SOMETHING strange happened after the Smoking Gun revealed this week that James Frey had apparently made up huge portions of his memoirs, which made him a literary superstar (thesmokinggun.com). Condemnation was far from universal.
AT the top of my wish list for next year’s Consumer Electronics Show is this: the introduction of broadband service across the country that is as up to date as that 103-inch flat-screen monitor just introduced by Panasonic. The digital lifestyle I see portrayed so alluringly in ads is not possible when the Internet plumbing in our homes is as pitiful as it is. The broadband carriers that we have today provide service that attains negative perfection: low speeds at high prices.
It gets worse. Now these same carriers – led by Verizon Communications and BellSouth – want to create entirely new categories of fees that risk destroying the anyone-can-publish culture of the Internet. And they are lobbying for legislative protection of their meddling with the Internet content that runs through their pipes. These are not good ideas.
[…] Today, the network carrier has a minor, entirely neutral role in this system – providing the pipe for the bits that move the last miles to the home. It has no say about where those bits happened to have originated. Any proposed change in its role should be examined carefully, especially if the change entails expanding the carrier’s power to pick and choose where bits come from – a power that has the potential to abrogate network neutrality.

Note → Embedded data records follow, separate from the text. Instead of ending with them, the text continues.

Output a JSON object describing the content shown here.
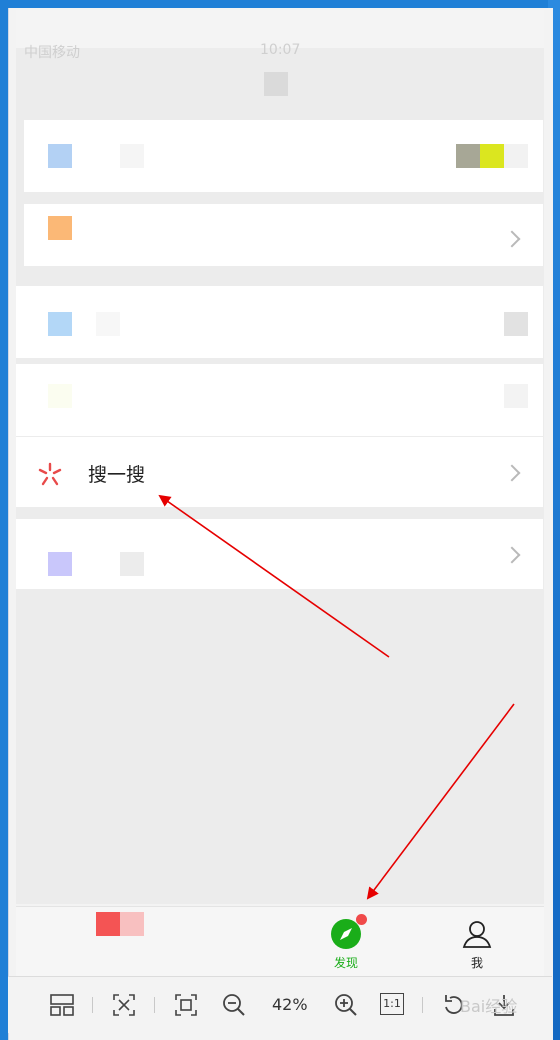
{
  "status": {
    "carrier": "中国移动",
    "time": "10:07"
  },
  "menu": {
    "search_label": "搜一搜"
  },
  "tabbar": {
    "discover_label": "发现",
    "me_label": "我"
  },
  "toolbar": {
    "zoom_level": "42%",
    "actual_size_label": "1:1"
  },
  "watermark": "Bai经验",
  "colors": {
    "wechat_green": "#1aad19",
    "badge_red": "#f04a4a",
    "arrow_red": "#e60000"
  }
}
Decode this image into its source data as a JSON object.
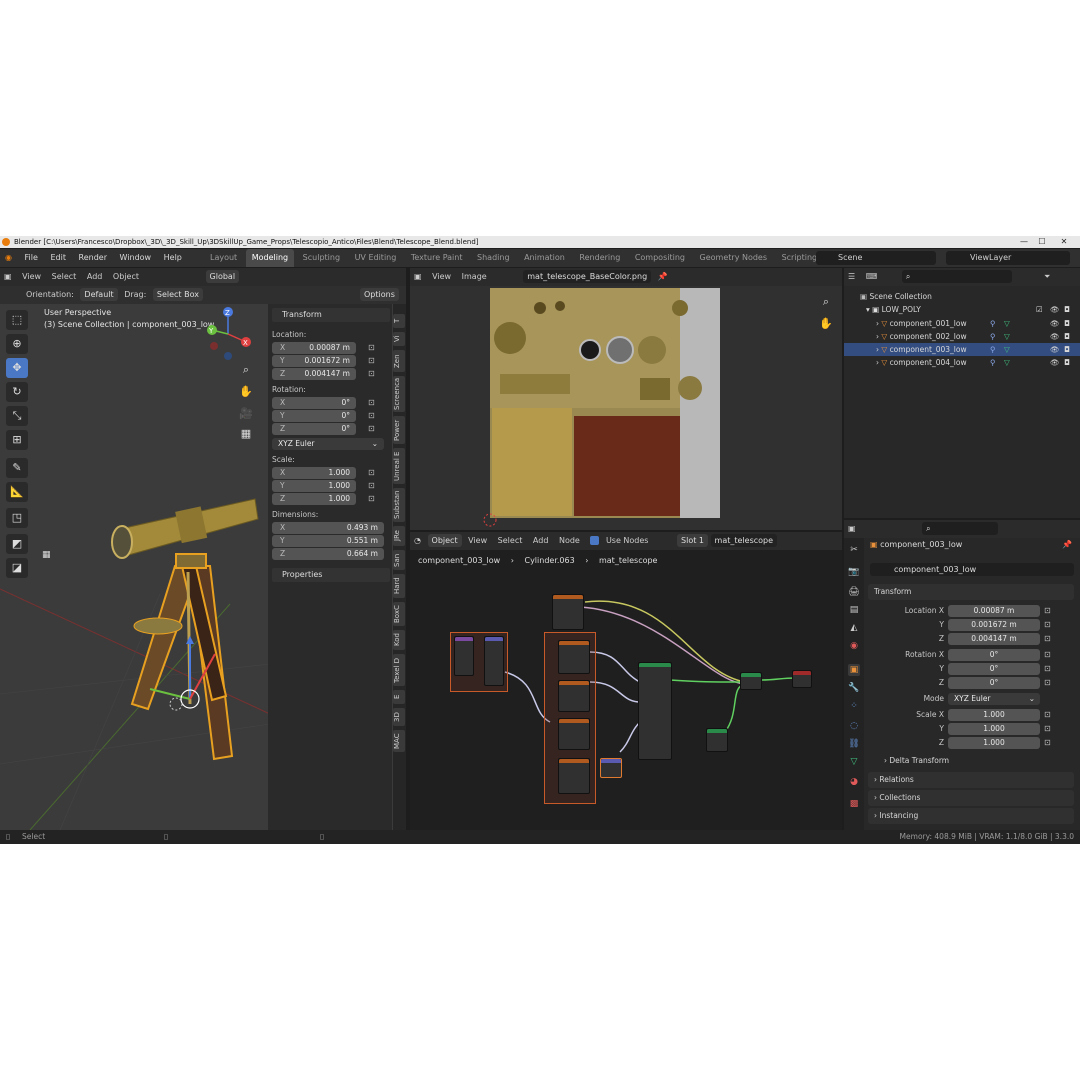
{
  "window": {
    "title": "Blender [C:\\Users\\Francesco\\Dropbox\\_3D\\_3D_Skill_Up\\3DSkillUp_Game_Props\\Telescopio_Antico\\Files\\Blend\\Telescope_Blend.blend]",
    "controls": [
      "—",
      "☐",
      "✕"
    ]
  },
  "menu": {
    "items": [
      "File",
      "Edit",
      "Render",
      "Window",
      "Help"
    ]
  },
  "workspaces": {
    "tabs": [
      "Layout",
      "Modeling",
      "Sculpting",
      "UV Editing",
      "Texture Paint",
      "Shading",
      "Animation",
      "Rendering",
      "Compositing",
      "Geometry Nodes",
      "Scripting"
    ],
    "active": "Modeling",
    "add": "+"
  },
  "scene": {
    "label": "Scene",
    "view_layer": "ViewLayer"
  },
  "viewport": {
    "menu": [
      "View",
      "Select",
      "Add",
      "Object"
    ],
    "transform_space": "Global",
    "orientation_label": "Orientation:",
    "orientation_value": "Default",
    "drag_label": "Drag:",
    "drag_value": "Select Box",
    "options": "Options",
    "overlay_title": "User Perspective",
    "overlay_subtitle": "(3) Scene Collection | component_003_low"
  },
  "npanel": {
    "header": "Transform",
    "location_label": "Location:",
    "location": [
      {
        "axis": "X",
        "value": "0.00087 m"
      },
      {
        "axis": "Y",
        "value": "0.001672 m"
      },
      {
        "axis": "Z",
        "value": "0.004147 m"
      }
    ],
    "rotation_label": "Rotation:",
    "rotation": [
      {
        "axis": "X",
        "value": "0°"
      },
      {
        "axis": "Y",
        "value": "0°"
      },
      {
        "axis": "Z",
        "value": "0°"
      }
    ],
    "rotation_mode": "XYZ Euler",
    "scale_label": "Scale:",
    "scale": [
      {
        "axis": "X",
        "value": "1.000"
      },
      {
        "axis": "Y",
        "value": "1.000"
      },
      {
        "axis": "Z",
        "value": "1.000"
      }
    ],
    "dimensions_label": "Dimensions:",
    "dimensions": [
      {
        "axis": "X",
        "value": "0.493 m"
      },
      {
        "axis": "Y",
        "value": "0.551 m"
      },
      {
        "axis": "Z",
        "value": "0.664 m"
      }
    ],
    "properties": "Properties",
    "tabs": [
      "T",
      "Vi",
      "Zen",
      "Screenca",
      "Power",
      "Unreal E",
      "Substan",
      "JRe",
      "San",
      "Hard",
      "BoxC",
      "Kod",
      "Texel D",
      "E",
      "3D",
      "MAC"
    ]
  },
  "image_editor": {
    "menu": [
      "View",
      "Image"
    ],
    "image_name": "mat_telescope_BaseColor.png"
  },
  "node_editor": {
    "object_mode": "Object",
    "menu": [
      "View",
      "Select",
      "Add",
      "Node"
    ],
    "use_nodes": "Use Nodes",
    "slot": "Slot 1",
    "material": "mat_telescope",
    "breadcrumb": [
      "component_003_low",
      "Cylinder.063",
      "mat_telescope"
    ]
  },
  "outliner": {
    "scene_collection": "Scene Collection",
    "collection": "LOW_POLY",
    "items": [
      "component_001_low",
      "component_002_low",
      "component_003_low",
      "component_004_low"
    ],
    "selected_index": 2
  },
  "properties": {
    "object_name": "component_003_low",
    "data_name": "component_003_low",
    "transform_header": "Transform",
    "location": [
      {
        "label": "Location X",
        "value": "0.00087 m"
      },
      {
        "label": "Y",
        "value": "0.001672 m"
      },
      {
        "label": "Z",
        "value": "0.004147 m"
      }
    ],
    "rotation": [
      {
        "label": "Rotation X",
        "value": "0°"
      },
      {
        "label": "Y",
        "value": "0°"
      },
      {
        "label": "Z",
        "value": "0°"
      }
    ],
    "mode_label": "Mode",
    "mode_value": "XYZ Euler",
    "scale": [
      {
        "label": "Scale X",
        "value": "1.000"
      },
      {
        "label": "Y",
        "value": "1.000"
      },
      {
        "label": "Z",
        "value": "1.000"
      }
    ],
    "delta_transform": "Delta Transform",
    "sections": [
      "Relations",
      "Collections",
      "Instancing"
    ]
  },
  "statusbar": {
    "left": "Select",
    "right": "Memory: 408.9 MiB | VRAM: 1.1/8.0 GiB | 3.3.0"
  },
  "colors": {
    "accent": "#4a78c4",
    "selected_row": "#334d80",
    "orange_select": "#e8a020",
    "bg": "#1d1d1d"
  }
}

This should be taken into account when Baby Bells say they need to extract more revenue from their networks in order to finance service improvements. Consumers will pay one way or the other, whether directly, as Internet access fees, or indirectly, as charges when a content company opts for special delivery and passes along its increased costs to its customers. It would be better for the network carriers to continue to do as they have, by charging higher rates for higher bandwidth. (Sign me up for that one-gigabit service.)
Left unmentioned in Verizon’s pitch is the concentration of power that it enjoys in its service area, which would allow it to ignore the equal-access principle whenever it wishes. We are asked to take on faith that it and the other telephone companies with similar plans will handle ordinary network traffic with the same care they would show if they had not begun parallel businesses for the carriage trade. How likely is that?
Now that gas prices have done to the SUV what it coulddn’t has the NYTimes found a new villain to attack? How many stories on this subject have we seen lately? China, Still Winning Against the Web
Sooner or later, the thinking went, China would have to plug into the Web, too, and however efficiently its leaders might have controlled information in the old days, they would be no match for this new democratic beast, decentralized and crackling with opinion and information from the four corners of the earth.
Things didn’t exactly turn out that way.